Viewing conflicts through the eye of Counterinsurgency COIN – Since 2007
Video middle of November it shows where ISIS and Kurdish units were located. ISIS had control of the west, south and east of Kobani. Early in December some fire also came from the Turkish boarder (north) side of Kobane. In January Kurdish Peshmerga YPJ and YPG fighters ousted the Daesh rats from Kobane. Kurdish forces are now pushing ISIS out of the surrounding Suburbs and local farms and villages.
On October 5, ISIS forces captured the southeastern hill overlooking Kobani and breached the town entrance below it (see full article) as shells rained down inside the town. Fresh U.S. airstrikes the same day appeared to have almost no effect. Syrian Kurdish YPG/YPJ resistance fighters continue to fiercely defend every meter of land, as block-by-block fighting began on the southeast. On the other side of the town, ISIS siege forces continue to tighten the noose and are still pressing up the Aleppo Road to the southwest entrance.
Kobani: A brief history – Kobani started out in 1912 as a stop on the Konya-Baghdad railway and was populated by Armenian refugees fleeing the forces of the Ottoman Empire in 1915. The name “Kobani” may be a corruption of the word “company”, although in Arabic the town is called Ayn al-Arab or “the spring of the Arabs”.

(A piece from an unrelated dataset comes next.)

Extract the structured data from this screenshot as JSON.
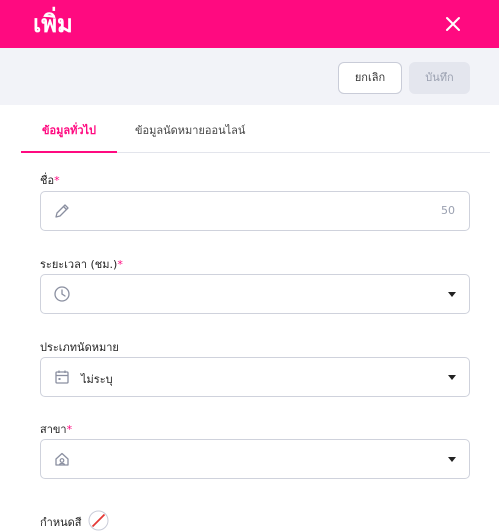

Kurds and other groups also moved into the town, which was developed under French rule in Syria after the end of the Ottoman Empire. Most of the population was Kurdish but also included Turkmen, Arabs and Armenians. The 2004 census gave Kobani’s population as 45,000, but the outlying districts were home to hundreds of thousands of people in villages. In 2012, Kurdish People’s Protection Units took over control of the own and other Kurdish areas from the Damascus government, in what was seen as a deal between Kurds and the Assad regime. As the war continued, Kobani became a haven for those escaping the fighting. Some reports say 160,000 people have left Kobani for Turkey recently. (link)